Author(s): David Landau
We can't shoot good pictures without good lighting, no matter how good the newest cameras are. Shooting under available light gives exposure, but lacks depth, contrast, contour, atmosphere and often separation. The story could be the greatest in the world, but if the lighting is poor viewers will assume it's amateurish and not take it seriously. Feature films and TV shows, commercials and industrial videos, reality TV and documentaries, even event and wedding videos tell stories. Good lighting can make them look real, while real lighting often makes them look fake. Lighting for Cinematography, the first volume in the new CineTech Guides to the Film Crafts series, is the indispensable guide for film and video lighting. Written by veteran gaffer and cinematographer David Landau, the book helps the reader create lighting that supports the emotional moment of the scene, contributes to the atmosphere of the story and augments an artistic style. Structured to mimic a 14 week semester, the chapters cover such things as lighting for movement, working with windows, night lighting, lighting the three plains of action and non-fiction lighting.
Every chapter includes stills, lighting diagrams and key advice from professionals in the field, as well as lighting exercises to help the reader put into practice what was covered.
A how-to book on the art, craft and practice of lighting for film & video for students and filmmakers.

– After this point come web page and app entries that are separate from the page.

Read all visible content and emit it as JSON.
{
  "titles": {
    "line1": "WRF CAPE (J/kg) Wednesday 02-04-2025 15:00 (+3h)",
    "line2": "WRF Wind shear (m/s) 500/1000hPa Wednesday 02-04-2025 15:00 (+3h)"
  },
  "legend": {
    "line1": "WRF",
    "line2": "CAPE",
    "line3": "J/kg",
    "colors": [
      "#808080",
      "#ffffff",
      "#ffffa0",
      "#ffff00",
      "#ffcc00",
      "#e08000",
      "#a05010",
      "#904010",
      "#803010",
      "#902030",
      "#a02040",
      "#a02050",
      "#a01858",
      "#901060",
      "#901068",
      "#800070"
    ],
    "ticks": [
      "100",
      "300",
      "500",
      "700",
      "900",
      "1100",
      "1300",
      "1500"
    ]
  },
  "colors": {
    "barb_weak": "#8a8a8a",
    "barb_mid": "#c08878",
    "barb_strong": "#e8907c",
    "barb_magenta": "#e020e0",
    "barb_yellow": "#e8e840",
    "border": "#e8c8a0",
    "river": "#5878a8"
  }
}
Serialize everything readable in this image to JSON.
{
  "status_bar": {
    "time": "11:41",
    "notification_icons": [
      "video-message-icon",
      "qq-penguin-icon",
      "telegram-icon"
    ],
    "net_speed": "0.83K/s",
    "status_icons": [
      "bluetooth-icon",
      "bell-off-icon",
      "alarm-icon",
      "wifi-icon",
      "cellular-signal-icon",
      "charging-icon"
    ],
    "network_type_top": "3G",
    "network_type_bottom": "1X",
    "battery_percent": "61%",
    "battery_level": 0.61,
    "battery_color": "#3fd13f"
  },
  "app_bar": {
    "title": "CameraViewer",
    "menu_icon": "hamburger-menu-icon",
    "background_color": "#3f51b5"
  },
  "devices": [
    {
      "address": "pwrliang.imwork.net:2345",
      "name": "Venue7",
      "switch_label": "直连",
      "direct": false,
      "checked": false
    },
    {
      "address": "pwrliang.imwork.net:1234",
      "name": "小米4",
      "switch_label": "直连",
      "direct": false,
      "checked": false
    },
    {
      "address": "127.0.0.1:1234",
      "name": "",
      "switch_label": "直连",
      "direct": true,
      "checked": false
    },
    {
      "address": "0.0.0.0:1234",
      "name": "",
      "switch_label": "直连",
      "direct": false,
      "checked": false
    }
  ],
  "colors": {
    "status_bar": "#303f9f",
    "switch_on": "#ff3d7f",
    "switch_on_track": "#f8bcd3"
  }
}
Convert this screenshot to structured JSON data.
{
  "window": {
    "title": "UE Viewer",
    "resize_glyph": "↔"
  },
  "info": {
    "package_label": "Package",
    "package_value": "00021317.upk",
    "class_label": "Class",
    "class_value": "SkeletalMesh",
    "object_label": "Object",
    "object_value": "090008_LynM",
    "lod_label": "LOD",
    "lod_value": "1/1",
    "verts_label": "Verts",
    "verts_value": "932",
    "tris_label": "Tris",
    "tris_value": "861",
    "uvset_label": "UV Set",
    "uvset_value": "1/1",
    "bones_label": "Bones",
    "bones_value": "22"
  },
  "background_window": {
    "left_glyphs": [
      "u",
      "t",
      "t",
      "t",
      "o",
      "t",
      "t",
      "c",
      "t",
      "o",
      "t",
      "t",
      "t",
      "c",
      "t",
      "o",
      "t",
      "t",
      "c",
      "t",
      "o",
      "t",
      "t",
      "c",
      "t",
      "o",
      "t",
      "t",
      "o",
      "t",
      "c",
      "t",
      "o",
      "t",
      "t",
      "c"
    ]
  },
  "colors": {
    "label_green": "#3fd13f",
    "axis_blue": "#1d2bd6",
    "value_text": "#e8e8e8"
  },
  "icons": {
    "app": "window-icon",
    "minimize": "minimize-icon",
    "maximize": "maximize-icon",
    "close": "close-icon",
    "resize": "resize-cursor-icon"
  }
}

David Landau has produced an excellent text in Lighting for Cinematography which manages to cover the practicalities of production, the technical aspects of lighting and vitally the artistic importance of this work. Lighting for Cinematography is constructed to appeal and be of value to the practitioner at all levels; it is equally full of detail for careful consideration and quick hints and images for review before filming. Landau's book is helpfully crammed with instructional diagrams and the chosen images act as exemplars of technique. Lighting for Cinematography contains a series of production skills and helpful hints and exercises; these aspects are exceptionally helpful to the student of film wishing to improve their understanding and technique. I would highly recommend Lighting for Cinematography to those to wish to learn more about this field and to all those interested in the technique and process of film making. -- Robert Edgar, Senior Lecturer in Film and TV Production, York St John University, UK A master class in cinematography! David Landau's conversational tone mixed with 35 years of technical experience and aesthetic prowess results in a very accessible text that should be cherished by students and professionals alike. Whether he is describing the process of lighting through a window with a 1200 HMI Par with a double scrim, 250 diffusion and 1/2 CTO or describing his method of achieving a firelight effect with several 250W Inkies with a mixture of amber and orange gels and run through a flicker box, Landau's multiple accounts from his work in the field give this book a much appreciated practicality and voice of authority that is invaluable for the emerging cinematographer. -- Harlan Bosmajian, Assistant Professor of Cinematography, Emerson College, USA and Local 600 Director of Photography
David Landau has over thirty years of professional lighting experience working on feature films, TV shows, sit-coms, game shows, commercials, documentaries, industrial films, music videos and direct-to-consumer DVDs. Landau teaches lighting and cinematography at Fairleigh Dickinson University, US, where he also created the Cinematography track of study, but continues to work in the lighting industry, shooting low budget features and corporate videos, designing lights for theatre and working as one of the gaffers on the TV series Project Runway. A five-time Telly Award winner for lighting and cinematography, Landau is a member of IATSE Local 52, the University Film & Video Association and Media Communications Association International.
Acknowledgments Introduction: No matter how good a camera, good lighting is what sells the picture Chapter 1: The Magic of Light - What lighting does for the image and what light is. Chapter 2: Who and What Makes Light- the lighting crew, lighting units, basic electricity Chapter 3: Lighting the Subject - motivated and three point lighting Chapter 4: Light the shot, not just the subject - three plains of lighting Chapter 5: Common Practical Lighting Set-ups - cross key, chicken coop, china ball, bathrooms Chapter 6: Lighting for Movement - subject & camera, ambient soft light Chapter 7: Dealing with Daylight 1: Shooting Exteriors Chapter 8: Dealing with Daylight 2: Working with windows Chapter 9: Night Light- lighting night exteriors & interiors Chapter 10: Working with Color - using color for mood, gels Chapter 11: Light the scene, not just the shot - High Key, Low Key, contrast ratios, exposure choice, Chiaroscuro lighting, Rembrandt, Butterfly lighting Chapter 12: Special Lighting Considerations & Effects- fire, water, rain, fog, lightening, poor man's process shot, green screen, product shots, etc Chapter 13: Lighting Non-fiction - Interview, Corporate, News Magazine, Documentary, Reality Chapter 14: Inspiration and Lighting Looks Appendix 1: Tales from the Trade - interviews with professional gaffers, LDs & Cinematographers Appendix 2: Resources - Apps, books, magazines, websites, etc. Glossary Index